Sacred Art, Secular Context: Exhibition at the Georgia Museum of Art from the Byzantine Collection of Dumbarton Oaks
My summer fellowship was devoted to the cataloguing of objects from the Dumbarton Oaks Byzantine Collection in preparation for the exhibit Sacred Art, Secular Context for the Georgia Museum of Art, May 14–November 6, 2005. Spanning from the fourth to the fifteenth century, the exhibition will include carved gems, jewels, golden coins, steelyards with weights, silverware, and sculptural reliefs. Approximately one-half of the pieces are miniature in scale and are exquisitely crafted in gold, cloisonné enamel, and precious or semi-precious stones. All objects feature sacred images and/or inscriptions, even though they functioned in the secular context of personal adornment, dining, and dealings at the market place. In addition to the sphere of everyday life in Byzantium, the "secular context" alludes also to the environment within which Mr. and Mrs. Robert Woods Bliss collected art in the early twentieth century. An accompanying exhibition will display ten works of modern American painting acquired at the same time as many of the Byzantine objects. Thus the overall display presents the phenomenon of collecting and studying works of Byzantine art as a lesser-known chapter in the history of American visual culture. As collectors, the Blisses followed the advanced discussions of art historians about the sources and main currents in the history of Western art. Mr. and Mrs. Bliss shared the view that Byzantium preserved the Hellenistic and Roman intellectual and artistic traditions and conveyed them to late medieval and early Renaissance Italy.

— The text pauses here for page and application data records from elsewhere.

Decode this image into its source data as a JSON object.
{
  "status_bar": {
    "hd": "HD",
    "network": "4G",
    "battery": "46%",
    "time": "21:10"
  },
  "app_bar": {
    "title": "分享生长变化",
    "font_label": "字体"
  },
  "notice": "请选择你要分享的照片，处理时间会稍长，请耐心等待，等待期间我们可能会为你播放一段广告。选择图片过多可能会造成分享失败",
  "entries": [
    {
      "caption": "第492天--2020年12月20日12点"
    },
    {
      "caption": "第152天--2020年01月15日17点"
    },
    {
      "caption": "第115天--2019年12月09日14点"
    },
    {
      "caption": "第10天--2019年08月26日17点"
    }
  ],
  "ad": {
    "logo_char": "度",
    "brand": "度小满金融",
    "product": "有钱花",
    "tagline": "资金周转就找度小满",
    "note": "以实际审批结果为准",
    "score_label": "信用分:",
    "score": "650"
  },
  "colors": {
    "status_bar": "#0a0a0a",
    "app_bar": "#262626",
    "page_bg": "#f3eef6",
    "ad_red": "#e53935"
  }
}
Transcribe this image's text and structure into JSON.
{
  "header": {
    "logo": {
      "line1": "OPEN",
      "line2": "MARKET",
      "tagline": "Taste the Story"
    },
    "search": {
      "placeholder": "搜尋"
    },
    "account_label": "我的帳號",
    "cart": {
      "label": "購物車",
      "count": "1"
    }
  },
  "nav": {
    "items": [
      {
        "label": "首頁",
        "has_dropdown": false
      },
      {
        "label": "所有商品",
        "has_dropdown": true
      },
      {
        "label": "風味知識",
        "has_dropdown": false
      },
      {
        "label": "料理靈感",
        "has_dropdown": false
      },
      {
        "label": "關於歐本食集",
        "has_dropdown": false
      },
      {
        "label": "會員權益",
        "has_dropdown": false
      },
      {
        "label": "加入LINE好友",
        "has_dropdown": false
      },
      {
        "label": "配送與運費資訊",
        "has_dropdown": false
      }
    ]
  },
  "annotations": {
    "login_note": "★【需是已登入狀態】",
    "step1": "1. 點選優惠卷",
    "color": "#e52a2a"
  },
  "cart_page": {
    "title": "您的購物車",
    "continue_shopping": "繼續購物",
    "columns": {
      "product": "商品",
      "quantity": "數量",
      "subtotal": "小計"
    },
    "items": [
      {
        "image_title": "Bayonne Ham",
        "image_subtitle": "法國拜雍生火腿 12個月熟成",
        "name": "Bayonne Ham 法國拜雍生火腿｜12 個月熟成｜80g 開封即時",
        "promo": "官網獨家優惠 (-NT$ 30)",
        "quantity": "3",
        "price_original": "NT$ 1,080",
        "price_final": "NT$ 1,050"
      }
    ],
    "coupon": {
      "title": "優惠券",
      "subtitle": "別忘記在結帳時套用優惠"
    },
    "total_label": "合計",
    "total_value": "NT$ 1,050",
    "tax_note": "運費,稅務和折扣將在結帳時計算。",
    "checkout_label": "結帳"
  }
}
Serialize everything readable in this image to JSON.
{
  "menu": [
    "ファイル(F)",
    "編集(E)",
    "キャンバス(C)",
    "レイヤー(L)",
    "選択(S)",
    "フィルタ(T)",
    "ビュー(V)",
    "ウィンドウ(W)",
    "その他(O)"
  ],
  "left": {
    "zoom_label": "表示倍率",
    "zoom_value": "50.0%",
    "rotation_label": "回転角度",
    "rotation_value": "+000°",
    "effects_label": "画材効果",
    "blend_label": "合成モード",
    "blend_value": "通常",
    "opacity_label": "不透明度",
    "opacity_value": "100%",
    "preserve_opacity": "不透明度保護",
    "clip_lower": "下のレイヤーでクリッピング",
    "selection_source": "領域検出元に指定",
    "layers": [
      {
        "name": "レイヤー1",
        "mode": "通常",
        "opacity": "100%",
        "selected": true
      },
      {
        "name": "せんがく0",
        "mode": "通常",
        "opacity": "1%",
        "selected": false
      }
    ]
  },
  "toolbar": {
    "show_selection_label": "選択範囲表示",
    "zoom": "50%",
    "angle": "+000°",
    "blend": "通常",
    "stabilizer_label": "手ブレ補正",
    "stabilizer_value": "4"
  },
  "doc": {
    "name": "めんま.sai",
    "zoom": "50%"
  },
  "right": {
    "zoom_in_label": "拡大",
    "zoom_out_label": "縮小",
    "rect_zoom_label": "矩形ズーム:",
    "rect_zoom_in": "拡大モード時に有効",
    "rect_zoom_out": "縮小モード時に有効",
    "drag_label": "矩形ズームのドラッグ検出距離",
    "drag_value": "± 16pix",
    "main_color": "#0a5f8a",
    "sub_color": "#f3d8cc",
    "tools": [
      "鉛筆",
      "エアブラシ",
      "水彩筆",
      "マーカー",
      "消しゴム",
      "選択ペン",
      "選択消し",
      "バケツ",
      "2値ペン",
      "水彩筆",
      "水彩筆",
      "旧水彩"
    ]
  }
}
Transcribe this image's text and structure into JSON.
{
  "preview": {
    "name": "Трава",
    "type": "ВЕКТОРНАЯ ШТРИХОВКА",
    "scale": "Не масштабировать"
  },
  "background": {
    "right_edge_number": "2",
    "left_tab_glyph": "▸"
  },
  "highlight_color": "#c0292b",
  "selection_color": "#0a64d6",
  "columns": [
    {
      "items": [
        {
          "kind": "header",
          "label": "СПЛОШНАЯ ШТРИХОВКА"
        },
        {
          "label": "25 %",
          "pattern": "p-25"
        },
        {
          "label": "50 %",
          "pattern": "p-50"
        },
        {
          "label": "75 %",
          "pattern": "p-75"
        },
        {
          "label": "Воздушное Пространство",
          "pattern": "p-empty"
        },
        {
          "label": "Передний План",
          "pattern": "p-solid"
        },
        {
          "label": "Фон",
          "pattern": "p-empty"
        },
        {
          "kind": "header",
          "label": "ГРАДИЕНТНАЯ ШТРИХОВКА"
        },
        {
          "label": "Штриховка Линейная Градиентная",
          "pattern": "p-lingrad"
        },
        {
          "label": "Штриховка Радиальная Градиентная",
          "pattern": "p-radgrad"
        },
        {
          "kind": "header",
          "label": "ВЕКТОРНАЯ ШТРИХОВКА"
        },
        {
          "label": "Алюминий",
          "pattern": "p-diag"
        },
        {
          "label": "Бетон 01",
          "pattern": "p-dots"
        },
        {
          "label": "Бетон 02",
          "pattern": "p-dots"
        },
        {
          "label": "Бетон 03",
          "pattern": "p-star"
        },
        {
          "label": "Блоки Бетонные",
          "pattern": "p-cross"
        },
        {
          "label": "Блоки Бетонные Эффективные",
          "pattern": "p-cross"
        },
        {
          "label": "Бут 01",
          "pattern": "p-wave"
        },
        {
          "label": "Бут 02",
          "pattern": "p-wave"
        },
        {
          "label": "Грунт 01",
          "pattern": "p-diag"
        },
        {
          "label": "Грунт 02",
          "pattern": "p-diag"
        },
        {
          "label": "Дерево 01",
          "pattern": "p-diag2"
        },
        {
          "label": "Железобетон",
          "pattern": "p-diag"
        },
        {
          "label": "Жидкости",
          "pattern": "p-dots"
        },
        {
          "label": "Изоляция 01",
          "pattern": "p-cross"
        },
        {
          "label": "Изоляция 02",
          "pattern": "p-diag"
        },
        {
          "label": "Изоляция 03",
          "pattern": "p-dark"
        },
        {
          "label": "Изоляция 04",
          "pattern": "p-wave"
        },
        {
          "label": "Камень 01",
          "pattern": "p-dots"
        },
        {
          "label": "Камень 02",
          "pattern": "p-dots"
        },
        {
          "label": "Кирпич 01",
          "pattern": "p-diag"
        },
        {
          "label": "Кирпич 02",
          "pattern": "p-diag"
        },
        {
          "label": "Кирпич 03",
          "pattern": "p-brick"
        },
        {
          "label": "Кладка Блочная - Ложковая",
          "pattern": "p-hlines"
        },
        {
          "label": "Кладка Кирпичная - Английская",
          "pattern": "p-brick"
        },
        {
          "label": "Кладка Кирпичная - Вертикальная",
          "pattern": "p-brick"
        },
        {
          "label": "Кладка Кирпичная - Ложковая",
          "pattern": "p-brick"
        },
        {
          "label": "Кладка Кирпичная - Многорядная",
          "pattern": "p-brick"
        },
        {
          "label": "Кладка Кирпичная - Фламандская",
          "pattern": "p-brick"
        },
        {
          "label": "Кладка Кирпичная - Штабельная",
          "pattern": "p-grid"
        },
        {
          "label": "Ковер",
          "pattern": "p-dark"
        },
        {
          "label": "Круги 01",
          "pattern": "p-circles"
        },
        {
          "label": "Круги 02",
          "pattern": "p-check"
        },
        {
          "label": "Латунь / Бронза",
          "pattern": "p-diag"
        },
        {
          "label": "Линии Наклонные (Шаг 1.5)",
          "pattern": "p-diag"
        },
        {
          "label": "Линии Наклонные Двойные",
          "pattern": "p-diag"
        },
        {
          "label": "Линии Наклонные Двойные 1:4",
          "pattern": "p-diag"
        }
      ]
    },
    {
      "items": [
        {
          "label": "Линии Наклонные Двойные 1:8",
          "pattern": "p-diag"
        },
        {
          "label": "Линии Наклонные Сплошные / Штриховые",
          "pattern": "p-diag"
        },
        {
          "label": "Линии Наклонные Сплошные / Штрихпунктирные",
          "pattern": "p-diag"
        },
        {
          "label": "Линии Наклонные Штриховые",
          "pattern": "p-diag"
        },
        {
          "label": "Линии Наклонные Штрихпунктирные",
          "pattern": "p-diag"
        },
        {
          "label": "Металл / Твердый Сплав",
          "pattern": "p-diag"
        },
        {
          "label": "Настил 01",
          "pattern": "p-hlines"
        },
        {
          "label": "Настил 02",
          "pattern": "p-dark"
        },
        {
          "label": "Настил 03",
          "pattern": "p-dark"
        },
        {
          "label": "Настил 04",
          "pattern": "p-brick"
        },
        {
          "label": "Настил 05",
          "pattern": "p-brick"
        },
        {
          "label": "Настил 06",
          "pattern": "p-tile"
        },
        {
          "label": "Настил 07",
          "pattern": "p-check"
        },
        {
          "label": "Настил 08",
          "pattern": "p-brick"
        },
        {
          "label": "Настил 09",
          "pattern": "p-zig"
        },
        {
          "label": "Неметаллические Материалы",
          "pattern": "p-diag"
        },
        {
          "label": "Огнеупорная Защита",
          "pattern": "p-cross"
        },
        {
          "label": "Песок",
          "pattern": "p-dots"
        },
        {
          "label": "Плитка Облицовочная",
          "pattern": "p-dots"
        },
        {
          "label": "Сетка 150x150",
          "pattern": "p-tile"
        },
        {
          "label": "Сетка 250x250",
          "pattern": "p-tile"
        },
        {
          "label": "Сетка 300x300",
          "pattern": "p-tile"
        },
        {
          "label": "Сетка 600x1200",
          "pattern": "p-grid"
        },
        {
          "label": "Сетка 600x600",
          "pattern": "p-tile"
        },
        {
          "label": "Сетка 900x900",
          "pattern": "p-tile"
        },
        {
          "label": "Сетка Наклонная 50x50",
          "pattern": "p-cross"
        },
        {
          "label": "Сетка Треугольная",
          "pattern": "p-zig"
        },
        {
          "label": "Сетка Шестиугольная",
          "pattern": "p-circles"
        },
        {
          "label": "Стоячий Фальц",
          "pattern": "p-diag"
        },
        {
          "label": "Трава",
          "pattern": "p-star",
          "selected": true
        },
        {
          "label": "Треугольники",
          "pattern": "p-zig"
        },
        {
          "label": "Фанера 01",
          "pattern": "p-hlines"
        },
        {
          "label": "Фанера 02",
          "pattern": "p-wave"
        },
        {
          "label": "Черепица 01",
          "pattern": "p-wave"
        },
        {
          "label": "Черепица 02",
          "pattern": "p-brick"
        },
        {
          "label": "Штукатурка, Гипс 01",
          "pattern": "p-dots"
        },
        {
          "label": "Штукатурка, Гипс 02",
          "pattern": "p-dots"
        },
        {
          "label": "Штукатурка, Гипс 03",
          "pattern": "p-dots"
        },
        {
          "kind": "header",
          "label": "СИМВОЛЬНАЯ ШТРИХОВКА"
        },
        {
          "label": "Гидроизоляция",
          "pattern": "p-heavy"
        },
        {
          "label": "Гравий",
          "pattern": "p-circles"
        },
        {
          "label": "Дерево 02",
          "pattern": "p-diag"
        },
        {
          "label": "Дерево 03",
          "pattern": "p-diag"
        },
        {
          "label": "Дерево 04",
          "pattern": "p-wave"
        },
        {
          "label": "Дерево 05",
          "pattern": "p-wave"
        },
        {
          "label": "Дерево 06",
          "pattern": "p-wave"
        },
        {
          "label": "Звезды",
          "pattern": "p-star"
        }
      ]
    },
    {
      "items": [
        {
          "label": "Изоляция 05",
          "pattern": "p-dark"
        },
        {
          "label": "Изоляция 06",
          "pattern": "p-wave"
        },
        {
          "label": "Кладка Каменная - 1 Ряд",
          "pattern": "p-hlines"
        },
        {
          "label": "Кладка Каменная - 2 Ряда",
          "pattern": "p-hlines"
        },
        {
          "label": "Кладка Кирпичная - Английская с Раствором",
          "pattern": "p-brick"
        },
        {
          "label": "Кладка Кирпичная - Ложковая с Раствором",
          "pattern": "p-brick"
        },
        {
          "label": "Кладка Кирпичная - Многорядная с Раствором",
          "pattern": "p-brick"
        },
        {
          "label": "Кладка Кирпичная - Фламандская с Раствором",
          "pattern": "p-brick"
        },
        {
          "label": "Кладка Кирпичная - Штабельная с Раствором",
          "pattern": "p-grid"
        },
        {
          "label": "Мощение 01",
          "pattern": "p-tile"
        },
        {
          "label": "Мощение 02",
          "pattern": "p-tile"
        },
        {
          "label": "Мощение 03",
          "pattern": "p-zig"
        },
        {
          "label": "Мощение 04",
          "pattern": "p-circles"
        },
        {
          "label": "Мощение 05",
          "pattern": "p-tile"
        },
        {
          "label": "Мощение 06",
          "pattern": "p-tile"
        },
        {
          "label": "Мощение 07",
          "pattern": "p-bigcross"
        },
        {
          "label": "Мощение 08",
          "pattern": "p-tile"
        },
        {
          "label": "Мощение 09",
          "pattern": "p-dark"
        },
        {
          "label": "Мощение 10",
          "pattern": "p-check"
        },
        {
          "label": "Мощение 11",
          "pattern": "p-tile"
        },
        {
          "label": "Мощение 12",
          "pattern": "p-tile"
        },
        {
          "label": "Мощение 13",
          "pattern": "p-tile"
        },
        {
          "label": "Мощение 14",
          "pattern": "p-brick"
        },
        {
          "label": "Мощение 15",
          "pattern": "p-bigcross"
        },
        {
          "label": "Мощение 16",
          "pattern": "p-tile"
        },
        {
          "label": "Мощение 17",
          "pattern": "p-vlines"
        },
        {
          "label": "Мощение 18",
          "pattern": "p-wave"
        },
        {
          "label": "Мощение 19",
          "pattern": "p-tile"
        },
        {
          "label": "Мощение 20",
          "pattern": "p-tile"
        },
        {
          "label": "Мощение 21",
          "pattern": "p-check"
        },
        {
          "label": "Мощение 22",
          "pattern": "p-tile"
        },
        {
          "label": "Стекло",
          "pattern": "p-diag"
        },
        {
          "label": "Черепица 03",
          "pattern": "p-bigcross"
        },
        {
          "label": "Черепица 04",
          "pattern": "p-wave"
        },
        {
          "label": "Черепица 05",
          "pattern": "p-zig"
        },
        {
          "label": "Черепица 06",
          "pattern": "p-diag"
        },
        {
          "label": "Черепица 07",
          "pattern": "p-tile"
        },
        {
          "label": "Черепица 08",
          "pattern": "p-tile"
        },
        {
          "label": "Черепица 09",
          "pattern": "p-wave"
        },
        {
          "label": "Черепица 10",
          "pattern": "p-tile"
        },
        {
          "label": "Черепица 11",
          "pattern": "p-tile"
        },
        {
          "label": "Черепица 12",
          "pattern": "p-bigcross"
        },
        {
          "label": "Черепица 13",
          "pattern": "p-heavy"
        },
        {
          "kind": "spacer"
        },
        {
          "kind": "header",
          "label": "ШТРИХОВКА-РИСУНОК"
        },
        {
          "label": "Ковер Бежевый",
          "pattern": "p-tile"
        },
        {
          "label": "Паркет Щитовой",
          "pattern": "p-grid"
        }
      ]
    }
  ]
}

One of the catalogue articles I completed involves an enigmatic carved gem: a rock crystal intaglio heretofore described as a sixth-century piece representing the Denial of Apostle Peter. My research demonstrated that this is a Roman object dating to the first century BCE and that it depicts a scene from Aeschylus's tragedy The Seven Against Thebes.M. C. Ross, Catalogue of the Byzantine and Early Medieval Antiquities in the Dumbarton Oaks Collection. Volume One: Metalwork, Ceramics, Glass, Glyptics, Painting (Washington, D.C., 1962), 94–95, No. 113, Plate LⅧ. G. Kornbluth has already suggested that this is the true subject matter of the gem.G. Kornbluth "'Early Byzantine' Crystals: An Assessment," The Journal of the Walters Art Gallery 53/53 (1994/95): 23–30, esp. 24, 29, no. 10. Nevertheless, in her article Kornbluth does not discuss the gem's iconography and meaning, so this catalogue entry will do just this for the very first time. As rendered, the composition on the gem focuses on Amphiaraus, a legendary hero worshipped as a god in an oracular shrine dedicated to him. Therefore the gems on which this scene appears might have functioned as talismans for those in the military. On the whole, the popularity of this topic during the last century BCE in Italy may have been a reflection of the high regard for Attic drama in Magna Graecia, the place of perpetual theater revivals. Also, it is possible that the stories about the fratricidal wars of the Greeks, as told by Aeschylus, acquired new relevance at that time when Romans were fighting against Romans in the civil wars that led to the establishment of the empire.